Perfectly timed to coincide with the 20th anniversary of the reintroduction of wolves in Yellowstone, a brand new book, In Wolf Country, from writer Jim Yuskavitch, hit the presses last week. This thoroughly-researched volume chronicles that transition, from the 1973 passage of the Endangered Species Act (ESA) to the mid-90s reintroduction, to their dispersal throughout the Northern Rockies. In Wolf Country also offers a distinctive look at the struggle of wolves in the anti-wolf climate of Idaho. ALDF spoke with the author recently about this new contribution to wolf and wildlife studies.
“Wolves are unique from other species protected under the ESA,” says Jim Yuskavitch. That’s one reason the ESA is so important: it is a law guided by science, rather than politics. “Wolves were deliberately killed off by people and have only returned because the ESA prevented people from killing them off again.”

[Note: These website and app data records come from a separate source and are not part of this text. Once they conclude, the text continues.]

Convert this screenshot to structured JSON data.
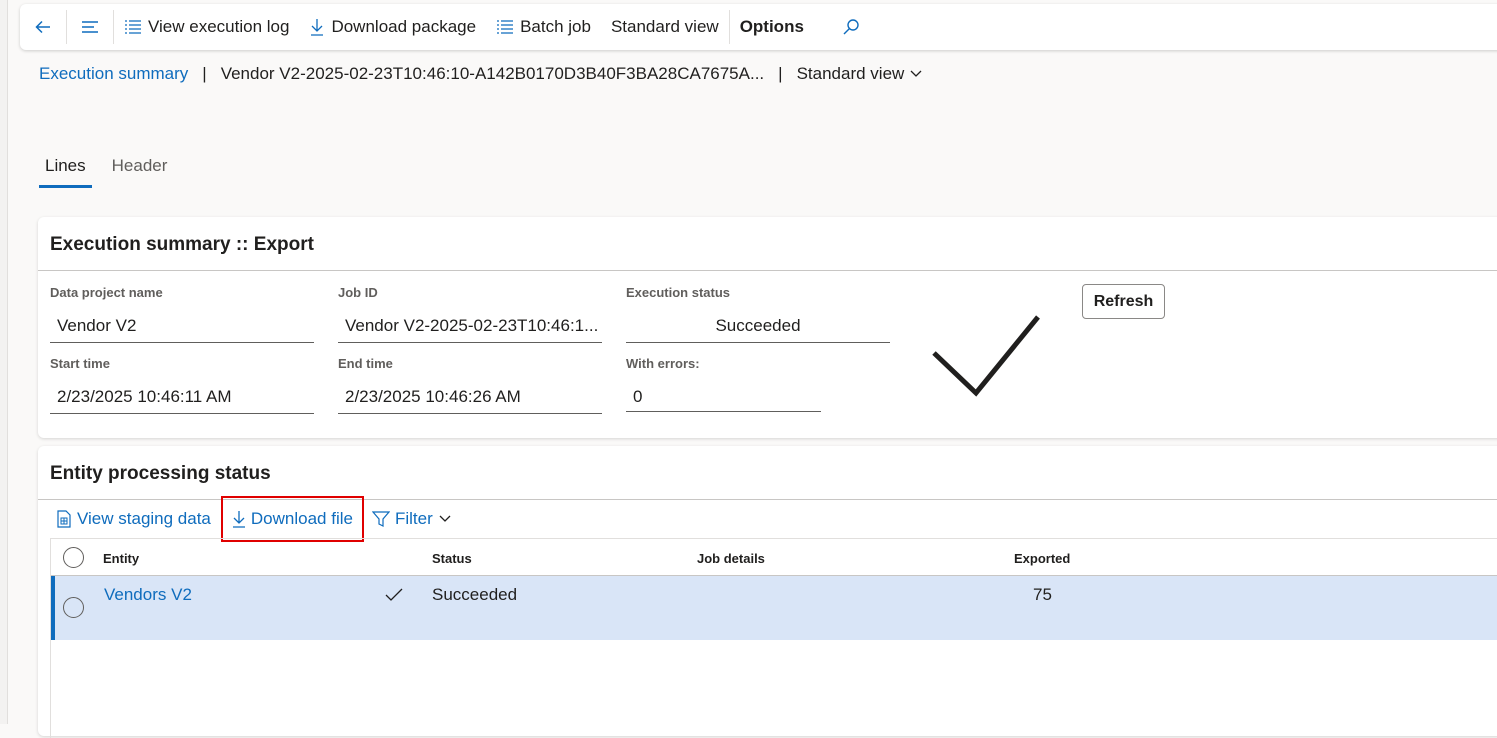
{
  "action_pane": {
    "view_execution_log": "View execution log",
    "download_package": "Download package",
    "batch_job": "Batch job",
    "standard_view": "Standard view",
    "options": "Options"
  },
  "breadcrumb": {
    "link": "Execution summary",
    "record": "Vendor V2-2025-02-23T10:46:10-A142B0170D3B40F3BA28CA7675A...",
    "view": "Standard view",
    "separator": "|"
  },
  "tabs": [
    {
      "label": "Lines",
      "active": true
    },
    {
      "label": "Header",
      "active": false
    }
  ],
  "summary": {
    "title": "Execution summary :: Export",
    "data_project_name": {
      "label": "Data project name",
      "value": "Vendor V2"
    },
    "job_id": {
      "label": "Job ID",
      "value": "Vendor V2-2025-02-23T10:46:1..."
    },
    "execution_status": {
      "label": "Execution status",
      "value": "Succeeded"
    },
    "start_time": {
      "label": "Start time",
      "value": "2/23/2025 10:46:11 AM"
    },
    "end_time": {
      "label": "End time",
      "value": "2/23/2025 10:46:26 AM"
    },
    "with_errors": {
      "label": "With errors:",
      "value": "0"
    },
    "refresh": "Refresh",
    "status_icon": "checkmark-icon"
  },
  "entity_status": {
    "title": "Entity processing status",
    "toolbar": {
      "view_staging_data": "View staging data",
      "download_file": "Download file",
      "filter": "Filter"
    },
    "columns": {
      "entity": "Entity",
      "status": "Status",
      "job_details": "Job details",
      "exported": "Exported"
    },
    "rows": [
      {
        "entity": "Vendors V2",
        "status": "Succeeded",
        "job_details": "",
        "exported": "75"
      }
    ]
  },
  "colors": {
    "accent": "#0f6cbd",
    "selected_row": "#d9e5f7",
    "highlight_border": "#e00000"
  }
}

Protection under the ESA is absolutely critical for wolves, because some people would exterminate them completely if the law allowed it. For example, “Idaho is trying to reduce its de-listed wolf population to the federal minimum of 150.” Recently, a predator “killing contest” near Salmon, Idaho, allowed hunters to kill wolves, coyotes, foxes, and other native wildlife despite massive public uproar. The federal Bureau of Land Management (BLM) canceled the permits for the event under pressure from a conservation lawsuit (and tens of thousands of advocates including ALDF supporters), but the event went ahead on non-BLM land.

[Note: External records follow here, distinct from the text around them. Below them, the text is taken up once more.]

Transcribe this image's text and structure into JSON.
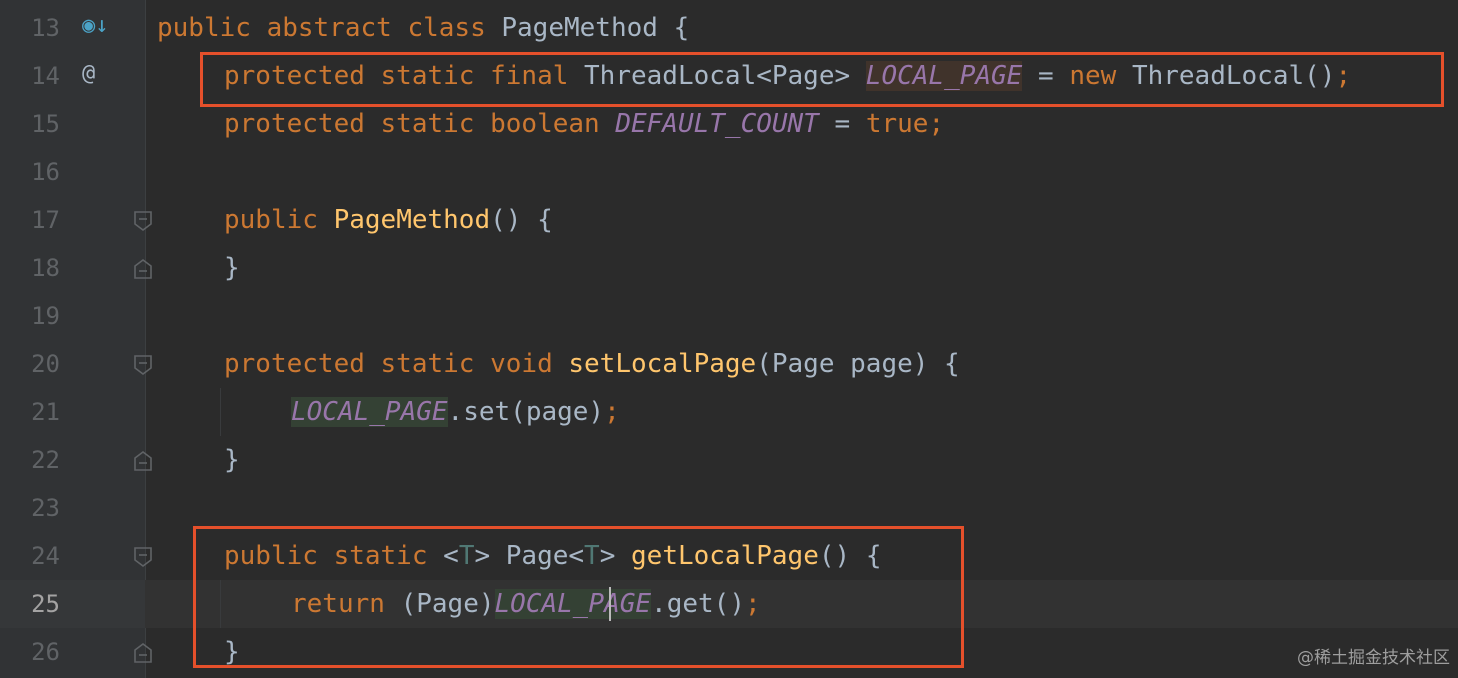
{
  "editor": {
    "colors": {
      "background": "#2b2b2b",
      "keyword": "#cc7832",
      "method": "#ffc66d",
      "static_field": "#9876aa",
      "type_param": "#507874",
      "plain": "#a9b7c6",
      "highlight_box": "#e5502b"
    },
    "line_numbers": [
      "13",
      "14",
      "15",
      "16",
      "17",
      "18",
      "19",
      "20",
      "21",
      "22",
      "23",
      "24",
      "25",
      "26"
    ],
    "gutter_icons": {
      "l13": "◉↓",
      "l14": "@"
    },
    "code": {
      "l13": {
        "kw": "public abstract class ",
        "name": "PageMethod",
        "rest": " {"
      },
      "l14": {
        "kw": "protected static final ",
        "type": "ThreadLocal<Page> ",
        "field": "LOCAL_PAGE",
        "eq": " = ",
        "new": "new ",
        "ctor": "ThreadLocal()",
        "semi": ";"
      },
      "l15": {
        "kw": "protected static boolean ",
        "field": "DEFAULT_COUNT",
        "eq": " = ",
        "val": "true",
        "semi": ";"
      },
      "l17": {
        "kw": "public ",
        "fn": "PageMethod",
        "rest": "() {"
      },
      "l18": {
        "rest": "}"
      },
      "l20": {
        "kw": "protected static void ",
        "fn": "setLocalPage",
        "rest": "(Page page) {"
      },
      "l21": {
        "field": "LOCAL_PAGE",
        "rest": ".set(page)",
        "semi": ";"
      },
      "l22": {
        "rest": "}"
      },
      "l24": {
        "kw": "public static ",
        "lt": "<",
        "tp1": "T",
        "gt": "> Page<",
        "tp2": "T",
        "gt2": "> ",
        "fn": "getLocalPage",
        "rest": "() {"
      },
      "l25": {
        "kw": "return ",
        "cast": "(Page)",
        "field_a": "LOCAL_",
        "field_b": "PAGE",
        "rest": ".get()",
        "semi": ";"
      },
      "l26": {
        "rest": "}"
      }
    }
  },
  "watermark": "@稀土掘金技术社区"
}
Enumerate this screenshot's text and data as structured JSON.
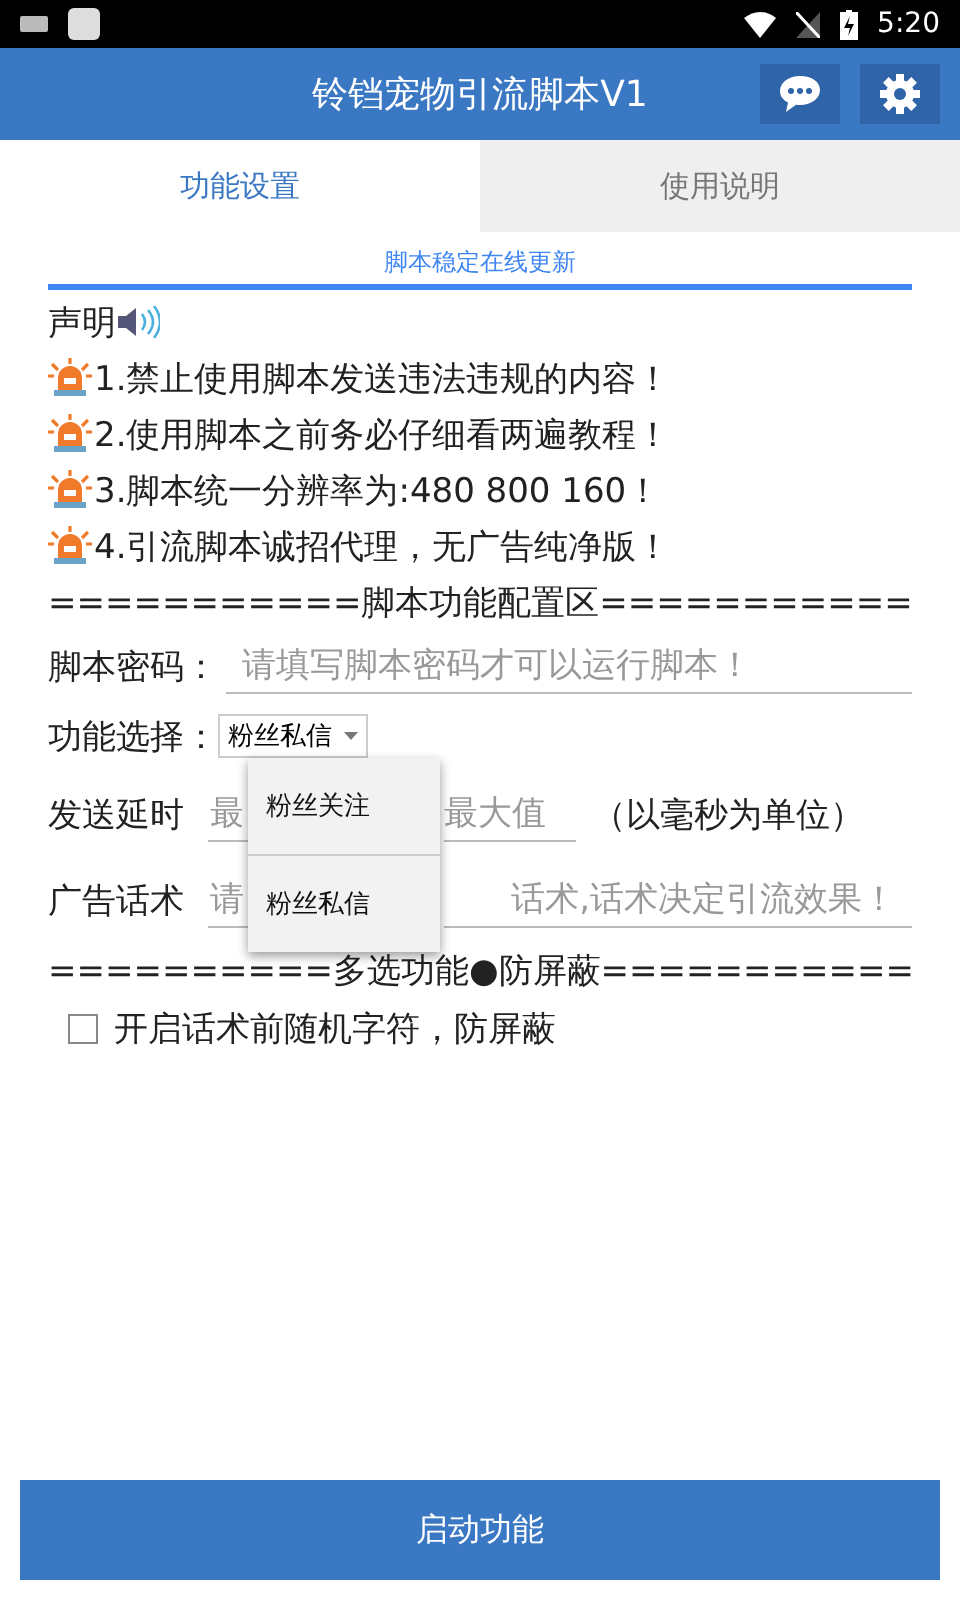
{
  "status_bar": {
    "time": "5:20"
  },
  "app_bar": {
    "title": "铃铛宠物引流脚本V1"
  },
  "tabs": [
    {
      "label": "功能设置",
      "selected": true
    },
    {
      "label": "使用说明",
      "selected": false
    }
  ],
  "notice": "脚本稳定在线更新",
  "statement": {
    "title": "声明",
    "items": [
      "1.禁止使用脚本发送违法违规的内容！",
      "2.使用脚本之前务必仔细看两遍教程！",
      "3.脚本统一分辨率为:480  800  160！",
      "4.引流脚本诚招代理，无广告纯净版！"
    ]
  },
  "config_divider": "===========脚本功能配置区===========",
  "password": {
    "label": "脚本密码：",
    "placeholder": "请填写脚本密码才可以运行脚本！"
  },
  "function_select": {
    "label": "功能选择：",
    "value": "粉丝私信",
    "open": true,
    "options": [
      "粉丝关注",
      "粉丝私信"
    ]
  },
  "delay": {
    "label": "发送延时",
    "min_placeholder": "最",
    "max_placeholder": "最大值",
    "unit": "（以毫秒为单位）"
  },
  "ad_text": {
    "label": "广告话术",
    "placeholder_start": "请",
    "placeholder_end": "话术,话术决定引流效果！"
  },
  "multi_divider": "==========多选功能●防屏蔽===========",
  "random_chars": {
    "label": "开启话术前随机字符，防屏蔽",
    "checked": false
  },
  "start_button": "启动功能"
}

California recently relisted wolves under the ESA, and this was likely out of concern for a wolf named “OR-7” (named “Journey” by schoolchildren in hopes he would become ‘too famous to kill’). OR-7 made a long journey through Northern California before finding a mate and having pups in Southern Oregon. That wolf and his family may return to California, and if they do, they will be protected by law.
But wolves will not always have ESA protections. From a legal standpoint, anti-wolf interests look to Fish and Wildlife commissions and state legislatures to reduce protections for wolves,” Jim says. “Wolf advocates need to be ready to protect wolves at the state level once the federal government is out of the picture.” For example, management of wolves was returned to states like Montana and Idaho. Wyoming’s haphazard shoot-on-sight wolf management “plan” was at first rejected by the feds. But in 2012, the U.S. Fish and Wildlife Service (USFWS) handed over control. Thankfully, that decision was invalidated in 2014 after a lawsuit from a conservation coalition showed Wyoming was unable to properly manage wolves in that state.

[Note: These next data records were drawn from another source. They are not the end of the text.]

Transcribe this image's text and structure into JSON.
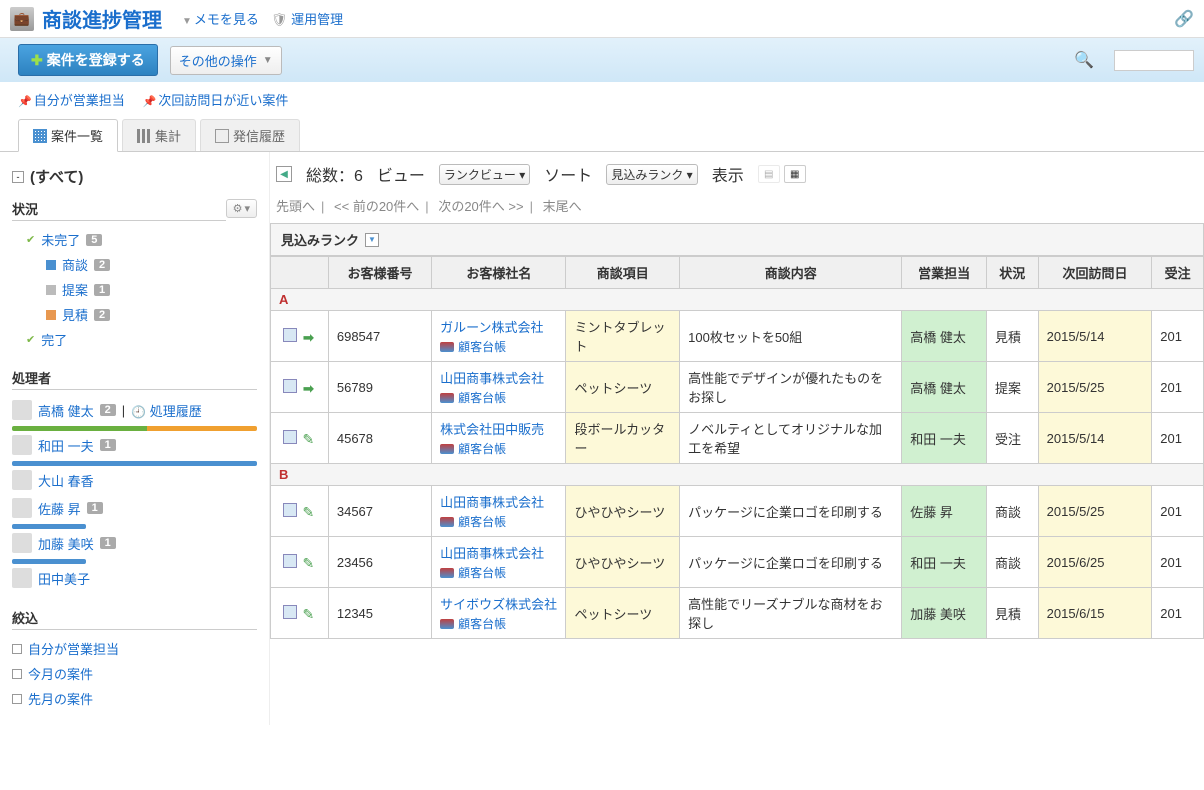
{
  "header": {
    "title": "商談進捗管理",
    "memo_link": "メモを見る",
    "admin_link": "運用管理"
  },
  "toolbar": {
    "register_btn": "案件を登録する",
    "other_ops": "その他の操作"
  },
  "filter_links": {
    "my_sales": "自分が営業担当",
    "near_visit": "次回訪問日が近い案件"
  },
  "tabs": {
    "list": "案件一覧",
    "agg": "集計",
    "log": "発信履歴"
  },
  "sidebar": {
    "all": "(すべて)",
    "status_title": "状況",
    "status": {
      "incomplete": {
        "label": "未完了",
        "count": "5"
      },
      "negotiation": {
        "label": "商談",
        "count": "2"
      },
      "proposal": {
        "label": "提案",
        "count": "1"
      },
      "estimate": {
        "label": "見積",
        "count": "2"
      },
      "complete": {
        "label": "完了"
      }
    },
    "processor_title": "処理者",
    "history_link": "処理履歴",
    "people": [
      {
        "name": "高橋 健太",
        "count": "2",
        "bar": "split"
      },
      {
        "name": "和田 一夫",
        "count": "1",
        "bar": "blue"
      },
      {
        "name": "大山 春香"
      },
      {
        "name": "佐藤 昇",
        "count": "1"
      },
      {
        "name": "加藤 美咲",
        "count": "1"
      },
      {
        "name": "田中美子"
      }
    ],
    "filter_title": "絞込",
    "filters": [
      "自分が営業担当",
      "今月の案件",
      "先月の案件"
    ]
  },
  "topbar": {
    "total_label": "総数：6",
    "view_label": "ビュー",
    "view_select": "ランクビュー",
    "sort_label": "ソート",
    "sort_select": "見込みランク",
    "display_label": "表示"
  },
  "pager": {
    "first": "先頭へ",
    "prev": "<< 前の20件へ",
    "next": "次の20件へ >>",
    "last": "末尾へ"
  },
  "group_header": "見込みランク",
  "columns": [
    "",
    "お客様番号",
    "お客様社名",
    "商談項目",
    "商談内容",
    "営業担当",
    "状況",
    "次回訪問日",
    "受注"
  ],
  "ref_label": "顧客台帳",
  "groups": [
    {
      "label": "A",
      "rows": [
        {
          "act": "arr",
          "num": "698547",
          "company": "ガルーン株式会社",
          "item": "ミントタブレット",
          "content": "100枚セットを50組",
          "sales": "高橋 健太",
          "status": "見積",
          "date": "2015/5/14",
          "ord": "201"
        },
        {
          "act": "arr",
          "num": "56789",
          "company": "山田商事株式会社",
          "item": "ペットシーツ",
          "content": "高性能でデザインが優れたものをお探し",
          "sales": "高橋 健太",
          "status": "提案",
          "date": "2015/5/25",
          "ord": "201"
        },
        {
          "act": "edit",
          "num": "45678",
          "company": "株式会社田中販売",
          "item": "段ボールカッター",
          "content": "ノベルティとしてオリジナルな加工を希望",
          "sales": "和田 一夫",
          "status": "受注",
          "date": "2015/5/14",
          "ord": "201"
        }
      ]
    },
    {
      "label": "B",
      "rows": [
        {
          "act": "edit",
          "num": "34567",
          "company": "山田商事株式会社",
          "item": "ひやひやシーツ",
          "content": "パッケージに企業ロゴを印刷する",
          "sales": "佐藤 昇",
          "status": "商談",
          "date": "2015/5/25",
          "ord": "201"
        },
        {
          "act": "edit",
          "num": "23456",
          "company": "山田商事株式会社",
          "item": "ひやひやシーツ",
          "content": "パッケージに企業ロゴを印刷する",
          "sales": "和田 一夫",
          "status": "商談",
          "date": "2015/6/25",
          "ord": "201"
        },
        {
          "act": "edit",
          "num": "12345",
          "company": "サイボウズ株式会社",
          "item": "ペットシーツ",
          "content": "高性能でリーズナブルな商材をお探し",
          "sales": "加藤 美咲",
          "status": "見積",
          "date": "2015/6/15",
          "ord": "201"
        }
      ]
    }
  ]
}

Currently, the USFWS is considering removing wolves from ESA protection even though reintroduction is still in its early days. And irrational hostility to wolves, fueled by media sensationalism, helps create a culture where laws are not governed by science, but by fear. Wolf kills are sensationalized in the media, and prey upon fears rooted in the collective unconscious, even though far more “livestock” animals are killed by childbirth, disease, and other predators than by wolves. “If more reporters put into perspective how small the impact of wolves really is, reporting on wolves would be much different.”
That clash between wildlife interests and human interests poses the real obstacle to coexistence. “While politically connected groups like ranchers and hunters mostly oppose wolves, there are also many people who are in favor of them,” Jim points out. But laws regulating other wild animals also pose problems, as wolves are “accidentally” shot by hunters “mistaking” a wolf for a coyote (as claimed about a wolf killed in Utah, believed to be “Echo,” the first wolf in the Grand Canyon in 70 years). This is a convenient excuse given by poachers as well, as there is, shockingly, no bag limit or seasonal limit on coyote kills.
Drawing upon the research of experts who spent decades studying wolves in the field, In Wolf Country cuts against simple polarization. It combines the dramatic stories of individual wolves like B-45 and OR-7 with larger studies of wolf populations. Seeing wolves as both individuals and part of larger groups is crucial. If wolves are going to disperse successfully, our culture must adapt. As Jim writes, “wolves are here to stay, despite the continuing opposition of some people and their willingness to kill them, legally or otherwise….”